[Items listed in a dataset]

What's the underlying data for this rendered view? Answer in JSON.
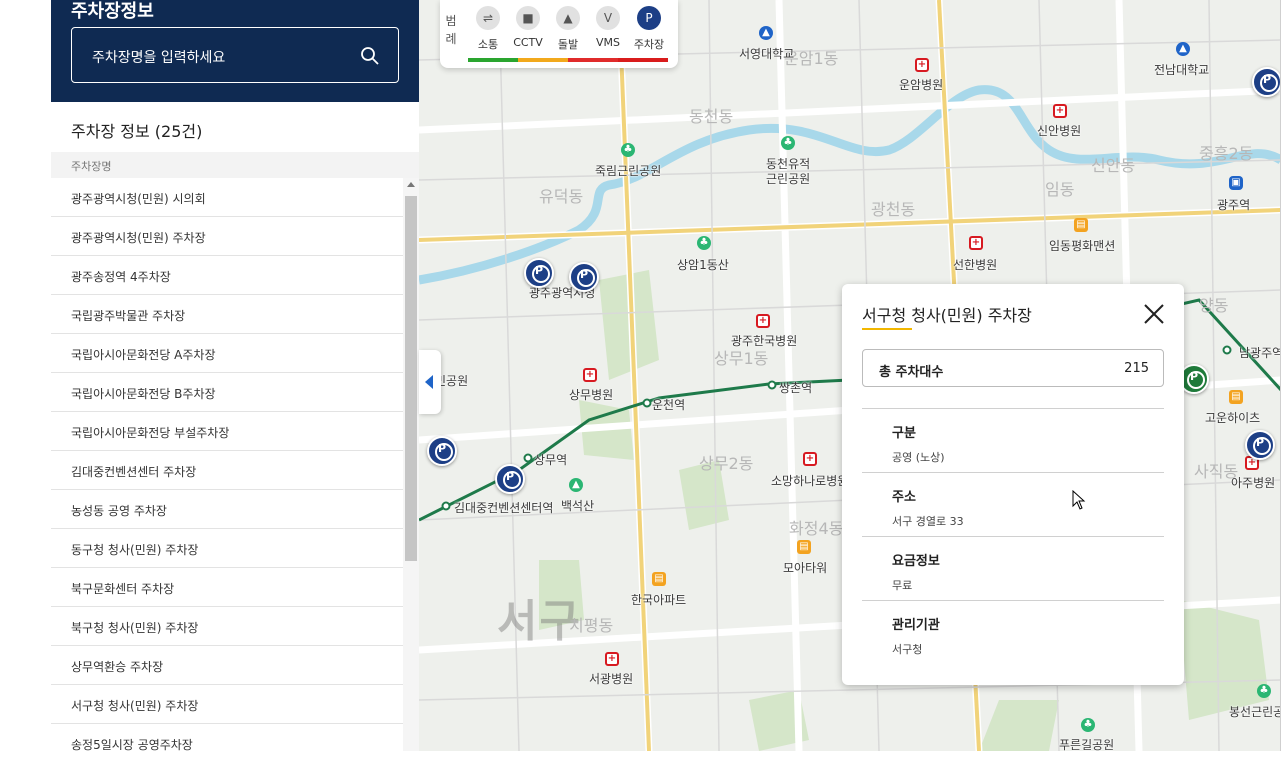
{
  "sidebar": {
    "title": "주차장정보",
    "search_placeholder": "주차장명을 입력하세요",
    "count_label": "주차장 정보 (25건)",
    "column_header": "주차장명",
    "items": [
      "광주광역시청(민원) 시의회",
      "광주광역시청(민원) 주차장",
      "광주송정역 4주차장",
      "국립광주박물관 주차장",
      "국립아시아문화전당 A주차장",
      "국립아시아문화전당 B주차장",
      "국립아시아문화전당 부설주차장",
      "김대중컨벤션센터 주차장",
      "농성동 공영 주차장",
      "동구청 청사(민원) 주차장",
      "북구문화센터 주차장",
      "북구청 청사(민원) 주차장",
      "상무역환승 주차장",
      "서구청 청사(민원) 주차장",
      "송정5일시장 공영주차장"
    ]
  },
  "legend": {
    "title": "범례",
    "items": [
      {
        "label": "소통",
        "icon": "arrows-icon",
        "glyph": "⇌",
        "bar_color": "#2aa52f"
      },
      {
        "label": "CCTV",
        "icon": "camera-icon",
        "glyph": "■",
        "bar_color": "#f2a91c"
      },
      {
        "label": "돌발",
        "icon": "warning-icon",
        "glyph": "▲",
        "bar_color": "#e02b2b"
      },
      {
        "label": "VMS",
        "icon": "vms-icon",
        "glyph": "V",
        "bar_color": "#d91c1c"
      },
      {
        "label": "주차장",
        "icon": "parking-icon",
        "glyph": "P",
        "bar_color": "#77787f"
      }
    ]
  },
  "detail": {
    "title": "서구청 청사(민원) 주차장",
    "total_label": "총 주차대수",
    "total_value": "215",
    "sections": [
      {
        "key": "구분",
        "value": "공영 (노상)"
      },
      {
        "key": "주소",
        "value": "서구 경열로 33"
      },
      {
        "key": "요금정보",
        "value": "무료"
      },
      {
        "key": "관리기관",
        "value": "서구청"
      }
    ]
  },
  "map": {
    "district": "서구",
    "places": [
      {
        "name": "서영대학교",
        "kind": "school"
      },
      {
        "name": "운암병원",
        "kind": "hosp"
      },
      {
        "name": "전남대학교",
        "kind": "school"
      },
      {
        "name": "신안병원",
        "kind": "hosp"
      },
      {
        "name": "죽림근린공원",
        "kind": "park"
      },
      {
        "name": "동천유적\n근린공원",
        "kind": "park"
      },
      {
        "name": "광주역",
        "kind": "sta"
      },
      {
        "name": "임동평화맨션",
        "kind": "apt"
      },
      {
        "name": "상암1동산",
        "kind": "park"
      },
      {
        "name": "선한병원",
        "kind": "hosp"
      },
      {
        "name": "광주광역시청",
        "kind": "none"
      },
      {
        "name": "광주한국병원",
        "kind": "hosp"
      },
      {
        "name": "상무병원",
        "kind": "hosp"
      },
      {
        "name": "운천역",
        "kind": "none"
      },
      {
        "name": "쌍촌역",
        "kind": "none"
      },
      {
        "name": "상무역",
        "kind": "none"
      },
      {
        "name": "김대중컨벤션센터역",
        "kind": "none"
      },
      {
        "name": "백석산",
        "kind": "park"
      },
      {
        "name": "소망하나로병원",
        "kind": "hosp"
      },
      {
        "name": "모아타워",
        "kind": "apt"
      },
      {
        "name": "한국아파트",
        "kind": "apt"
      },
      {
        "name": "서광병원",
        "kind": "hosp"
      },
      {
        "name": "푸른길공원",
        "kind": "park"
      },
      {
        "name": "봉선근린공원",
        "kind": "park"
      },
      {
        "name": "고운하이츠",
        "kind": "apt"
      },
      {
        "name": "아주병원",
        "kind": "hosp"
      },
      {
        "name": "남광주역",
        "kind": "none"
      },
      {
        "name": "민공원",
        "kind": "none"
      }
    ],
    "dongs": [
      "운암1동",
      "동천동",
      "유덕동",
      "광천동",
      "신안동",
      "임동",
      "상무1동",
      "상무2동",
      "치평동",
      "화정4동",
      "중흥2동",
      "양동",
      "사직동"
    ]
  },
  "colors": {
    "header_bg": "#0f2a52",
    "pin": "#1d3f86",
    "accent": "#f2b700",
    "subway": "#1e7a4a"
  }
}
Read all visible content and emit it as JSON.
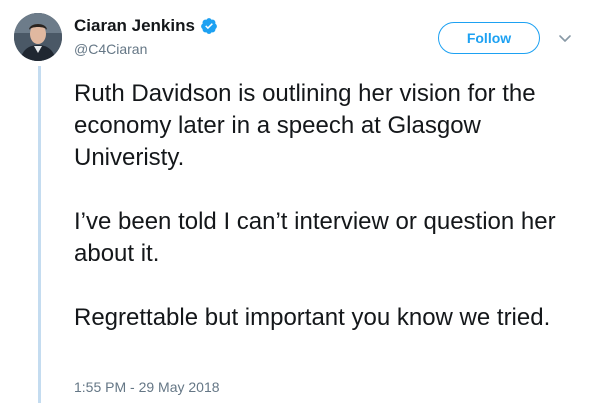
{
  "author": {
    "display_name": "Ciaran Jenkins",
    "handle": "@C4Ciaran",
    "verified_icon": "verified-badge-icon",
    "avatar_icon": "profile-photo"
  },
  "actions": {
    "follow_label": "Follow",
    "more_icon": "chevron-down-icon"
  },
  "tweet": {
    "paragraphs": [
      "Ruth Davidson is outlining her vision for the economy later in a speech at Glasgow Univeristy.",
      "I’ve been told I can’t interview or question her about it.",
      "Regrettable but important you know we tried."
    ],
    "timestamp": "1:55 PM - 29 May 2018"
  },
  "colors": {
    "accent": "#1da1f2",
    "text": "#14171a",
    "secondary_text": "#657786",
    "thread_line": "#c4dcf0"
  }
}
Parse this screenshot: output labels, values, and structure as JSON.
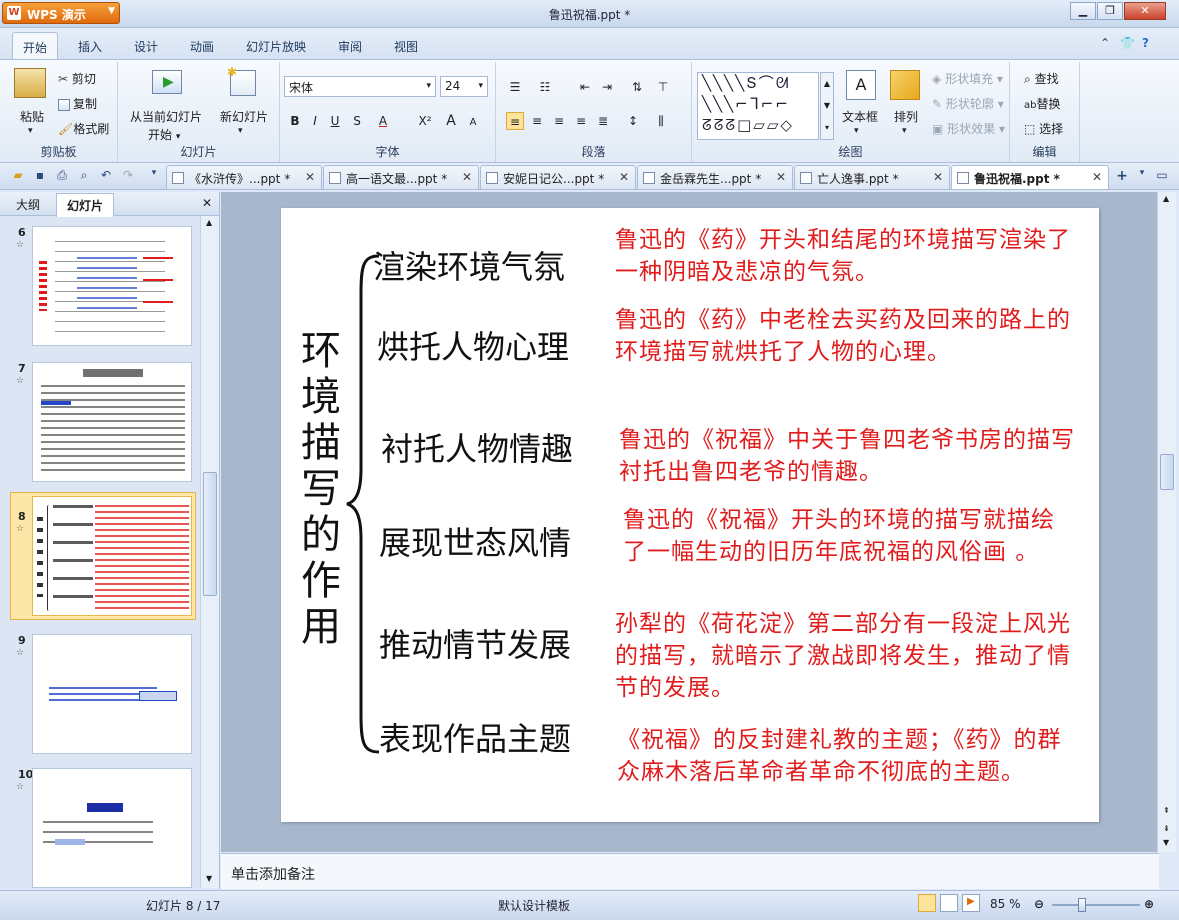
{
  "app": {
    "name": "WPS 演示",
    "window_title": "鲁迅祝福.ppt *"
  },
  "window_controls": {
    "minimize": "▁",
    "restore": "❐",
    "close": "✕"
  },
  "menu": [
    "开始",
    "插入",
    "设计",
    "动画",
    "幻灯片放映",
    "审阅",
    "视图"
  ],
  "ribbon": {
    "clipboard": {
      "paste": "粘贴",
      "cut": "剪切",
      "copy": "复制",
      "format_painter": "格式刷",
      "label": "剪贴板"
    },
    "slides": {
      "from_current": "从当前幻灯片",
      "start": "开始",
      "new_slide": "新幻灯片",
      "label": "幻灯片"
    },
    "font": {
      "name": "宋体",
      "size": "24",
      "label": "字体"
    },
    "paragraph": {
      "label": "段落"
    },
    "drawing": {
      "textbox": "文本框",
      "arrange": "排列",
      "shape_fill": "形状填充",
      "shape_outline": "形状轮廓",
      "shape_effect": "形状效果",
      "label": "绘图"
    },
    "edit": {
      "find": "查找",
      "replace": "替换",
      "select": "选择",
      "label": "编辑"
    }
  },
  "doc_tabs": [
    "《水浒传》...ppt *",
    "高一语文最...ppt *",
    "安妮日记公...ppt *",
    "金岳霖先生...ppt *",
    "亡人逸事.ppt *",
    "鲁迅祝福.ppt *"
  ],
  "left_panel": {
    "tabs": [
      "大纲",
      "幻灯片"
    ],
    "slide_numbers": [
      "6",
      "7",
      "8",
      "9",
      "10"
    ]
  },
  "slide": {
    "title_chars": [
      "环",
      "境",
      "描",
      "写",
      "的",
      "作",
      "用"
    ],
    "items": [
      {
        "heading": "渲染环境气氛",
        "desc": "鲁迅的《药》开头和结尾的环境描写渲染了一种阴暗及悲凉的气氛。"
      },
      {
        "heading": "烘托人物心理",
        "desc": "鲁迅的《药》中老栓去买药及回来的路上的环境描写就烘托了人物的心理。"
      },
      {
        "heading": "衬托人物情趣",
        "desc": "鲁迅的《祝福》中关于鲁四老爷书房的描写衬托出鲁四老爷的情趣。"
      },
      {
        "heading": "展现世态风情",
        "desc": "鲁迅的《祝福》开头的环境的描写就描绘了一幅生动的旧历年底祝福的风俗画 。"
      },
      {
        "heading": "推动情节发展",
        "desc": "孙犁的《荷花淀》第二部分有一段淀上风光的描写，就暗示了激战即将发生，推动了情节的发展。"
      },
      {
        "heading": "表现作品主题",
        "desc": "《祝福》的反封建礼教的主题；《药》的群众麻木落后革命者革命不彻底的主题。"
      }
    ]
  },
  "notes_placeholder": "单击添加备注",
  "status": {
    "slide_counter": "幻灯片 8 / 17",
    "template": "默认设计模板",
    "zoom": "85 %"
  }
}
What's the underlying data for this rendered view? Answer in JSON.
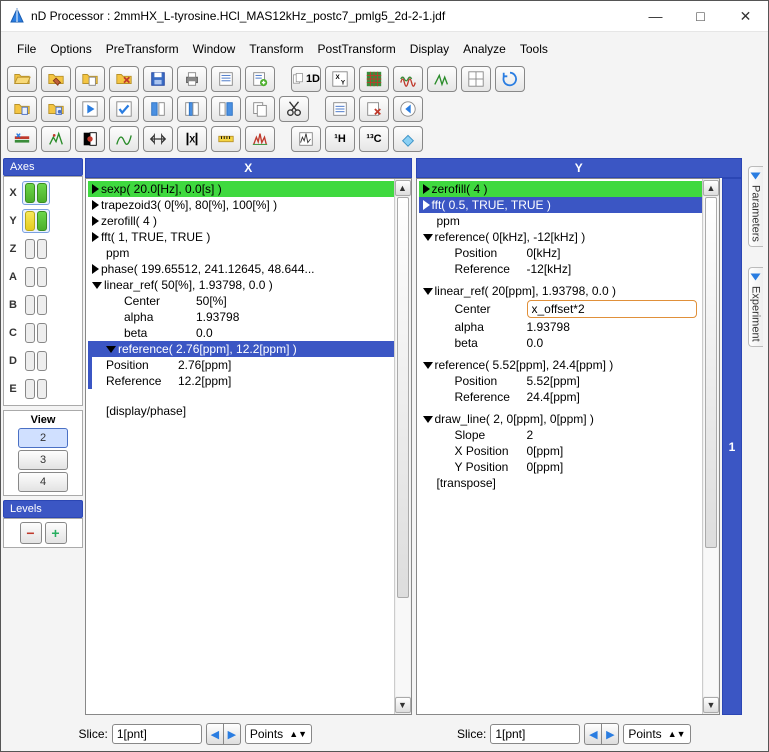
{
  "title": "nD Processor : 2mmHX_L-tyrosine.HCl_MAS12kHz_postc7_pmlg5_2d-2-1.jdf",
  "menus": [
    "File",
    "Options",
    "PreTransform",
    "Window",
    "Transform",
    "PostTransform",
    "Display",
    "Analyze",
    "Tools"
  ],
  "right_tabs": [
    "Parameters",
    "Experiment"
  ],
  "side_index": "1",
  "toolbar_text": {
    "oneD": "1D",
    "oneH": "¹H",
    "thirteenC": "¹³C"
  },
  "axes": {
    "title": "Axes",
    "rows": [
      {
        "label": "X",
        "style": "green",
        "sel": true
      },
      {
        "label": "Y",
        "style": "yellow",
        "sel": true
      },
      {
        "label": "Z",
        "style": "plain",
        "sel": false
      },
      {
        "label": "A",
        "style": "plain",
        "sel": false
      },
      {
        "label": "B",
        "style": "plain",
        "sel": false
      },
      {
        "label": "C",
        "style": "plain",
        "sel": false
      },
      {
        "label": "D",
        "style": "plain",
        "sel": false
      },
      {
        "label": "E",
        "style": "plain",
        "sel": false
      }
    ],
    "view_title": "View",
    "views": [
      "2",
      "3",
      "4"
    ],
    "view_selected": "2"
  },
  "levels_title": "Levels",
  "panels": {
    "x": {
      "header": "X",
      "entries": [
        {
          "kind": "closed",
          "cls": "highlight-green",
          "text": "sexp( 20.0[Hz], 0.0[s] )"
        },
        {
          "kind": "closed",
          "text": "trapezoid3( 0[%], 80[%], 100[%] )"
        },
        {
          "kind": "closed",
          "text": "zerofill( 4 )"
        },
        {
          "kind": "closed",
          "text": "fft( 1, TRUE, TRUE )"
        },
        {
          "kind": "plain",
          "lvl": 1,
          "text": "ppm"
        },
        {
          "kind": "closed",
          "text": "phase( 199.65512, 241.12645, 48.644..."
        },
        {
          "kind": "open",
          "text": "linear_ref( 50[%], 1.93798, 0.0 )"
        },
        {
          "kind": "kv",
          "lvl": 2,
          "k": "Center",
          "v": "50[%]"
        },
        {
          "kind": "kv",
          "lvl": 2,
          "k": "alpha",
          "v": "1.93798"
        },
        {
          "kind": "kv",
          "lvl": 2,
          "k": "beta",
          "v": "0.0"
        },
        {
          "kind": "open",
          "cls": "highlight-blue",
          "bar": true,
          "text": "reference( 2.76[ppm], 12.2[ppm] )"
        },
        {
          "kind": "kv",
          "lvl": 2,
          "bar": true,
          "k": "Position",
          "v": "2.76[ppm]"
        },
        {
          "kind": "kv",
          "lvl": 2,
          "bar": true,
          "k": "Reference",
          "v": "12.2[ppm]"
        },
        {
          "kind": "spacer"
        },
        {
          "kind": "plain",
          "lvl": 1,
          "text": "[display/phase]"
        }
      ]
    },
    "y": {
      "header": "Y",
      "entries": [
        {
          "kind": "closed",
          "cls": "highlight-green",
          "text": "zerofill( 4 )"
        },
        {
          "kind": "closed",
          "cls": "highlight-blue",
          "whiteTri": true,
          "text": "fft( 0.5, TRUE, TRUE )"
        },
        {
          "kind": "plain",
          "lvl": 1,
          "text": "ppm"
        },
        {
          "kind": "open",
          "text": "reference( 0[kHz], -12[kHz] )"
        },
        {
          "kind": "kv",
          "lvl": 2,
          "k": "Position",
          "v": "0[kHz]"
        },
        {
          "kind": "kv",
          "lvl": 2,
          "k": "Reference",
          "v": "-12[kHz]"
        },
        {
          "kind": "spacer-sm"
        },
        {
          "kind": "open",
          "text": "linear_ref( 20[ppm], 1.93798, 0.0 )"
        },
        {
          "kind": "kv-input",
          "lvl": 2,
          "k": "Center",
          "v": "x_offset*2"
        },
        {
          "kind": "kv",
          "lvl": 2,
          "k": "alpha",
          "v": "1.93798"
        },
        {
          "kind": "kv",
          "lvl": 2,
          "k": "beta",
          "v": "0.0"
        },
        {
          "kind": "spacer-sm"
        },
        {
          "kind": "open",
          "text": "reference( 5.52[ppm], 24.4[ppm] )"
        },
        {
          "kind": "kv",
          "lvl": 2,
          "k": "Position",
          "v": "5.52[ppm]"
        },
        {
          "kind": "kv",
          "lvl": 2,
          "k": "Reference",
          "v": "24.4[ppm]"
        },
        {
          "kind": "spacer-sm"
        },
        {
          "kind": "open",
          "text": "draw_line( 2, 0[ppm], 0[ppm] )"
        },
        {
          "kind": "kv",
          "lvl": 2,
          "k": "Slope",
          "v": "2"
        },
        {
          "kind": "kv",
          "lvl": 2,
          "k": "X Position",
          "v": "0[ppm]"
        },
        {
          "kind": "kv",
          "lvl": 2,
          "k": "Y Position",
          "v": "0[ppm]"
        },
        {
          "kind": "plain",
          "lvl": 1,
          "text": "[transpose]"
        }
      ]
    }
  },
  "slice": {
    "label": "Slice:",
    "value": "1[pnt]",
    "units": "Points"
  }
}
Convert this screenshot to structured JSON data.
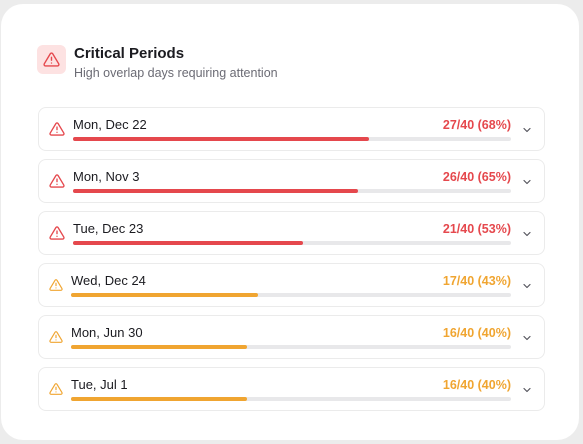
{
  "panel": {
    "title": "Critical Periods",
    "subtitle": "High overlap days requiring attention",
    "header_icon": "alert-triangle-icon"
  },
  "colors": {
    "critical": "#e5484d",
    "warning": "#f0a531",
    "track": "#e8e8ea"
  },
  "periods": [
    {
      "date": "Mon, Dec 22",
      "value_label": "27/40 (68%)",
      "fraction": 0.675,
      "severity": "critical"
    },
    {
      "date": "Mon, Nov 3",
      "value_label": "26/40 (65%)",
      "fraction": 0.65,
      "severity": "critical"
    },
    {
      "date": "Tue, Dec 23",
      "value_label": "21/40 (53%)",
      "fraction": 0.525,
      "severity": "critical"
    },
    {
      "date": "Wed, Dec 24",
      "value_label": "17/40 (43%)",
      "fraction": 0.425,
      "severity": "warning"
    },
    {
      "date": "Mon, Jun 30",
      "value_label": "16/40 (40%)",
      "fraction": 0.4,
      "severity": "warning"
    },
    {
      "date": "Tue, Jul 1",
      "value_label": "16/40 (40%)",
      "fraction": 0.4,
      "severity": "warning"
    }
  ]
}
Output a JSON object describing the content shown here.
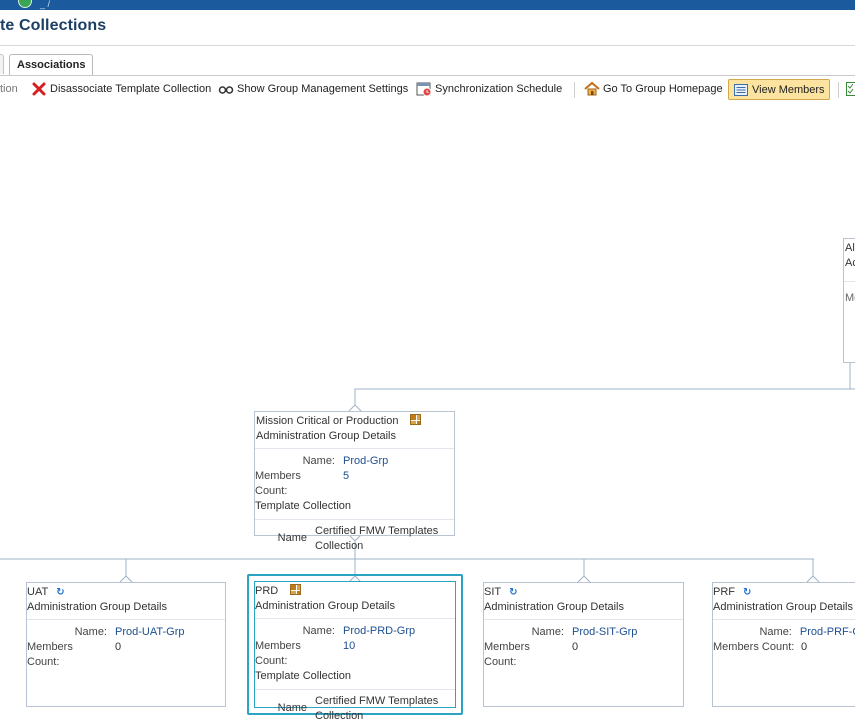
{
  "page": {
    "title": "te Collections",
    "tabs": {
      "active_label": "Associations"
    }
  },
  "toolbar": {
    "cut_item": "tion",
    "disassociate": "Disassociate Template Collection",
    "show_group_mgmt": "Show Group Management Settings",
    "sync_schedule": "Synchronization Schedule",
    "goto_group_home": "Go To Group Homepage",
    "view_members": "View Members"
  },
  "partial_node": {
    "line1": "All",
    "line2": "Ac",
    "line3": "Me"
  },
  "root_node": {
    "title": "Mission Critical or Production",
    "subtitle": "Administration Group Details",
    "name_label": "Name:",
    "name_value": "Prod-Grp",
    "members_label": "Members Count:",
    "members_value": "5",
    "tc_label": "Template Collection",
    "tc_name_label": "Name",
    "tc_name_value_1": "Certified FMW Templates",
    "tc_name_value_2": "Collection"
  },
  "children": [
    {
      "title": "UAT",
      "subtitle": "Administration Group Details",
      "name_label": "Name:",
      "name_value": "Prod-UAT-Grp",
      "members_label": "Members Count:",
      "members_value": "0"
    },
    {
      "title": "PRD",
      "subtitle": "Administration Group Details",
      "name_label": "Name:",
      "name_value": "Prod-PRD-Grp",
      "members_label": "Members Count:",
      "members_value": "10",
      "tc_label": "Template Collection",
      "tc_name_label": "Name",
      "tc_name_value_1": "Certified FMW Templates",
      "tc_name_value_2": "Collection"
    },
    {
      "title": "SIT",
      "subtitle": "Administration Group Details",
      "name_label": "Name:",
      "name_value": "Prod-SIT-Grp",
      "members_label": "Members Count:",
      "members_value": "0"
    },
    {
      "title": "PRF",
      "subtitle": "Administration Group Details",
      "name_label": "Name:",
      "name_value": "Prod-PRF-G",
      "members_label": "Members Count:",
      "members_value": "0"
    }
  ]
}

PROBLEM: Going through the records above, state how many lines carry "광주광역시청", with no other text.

OUTPUT FOR THIS EXERCISE: 3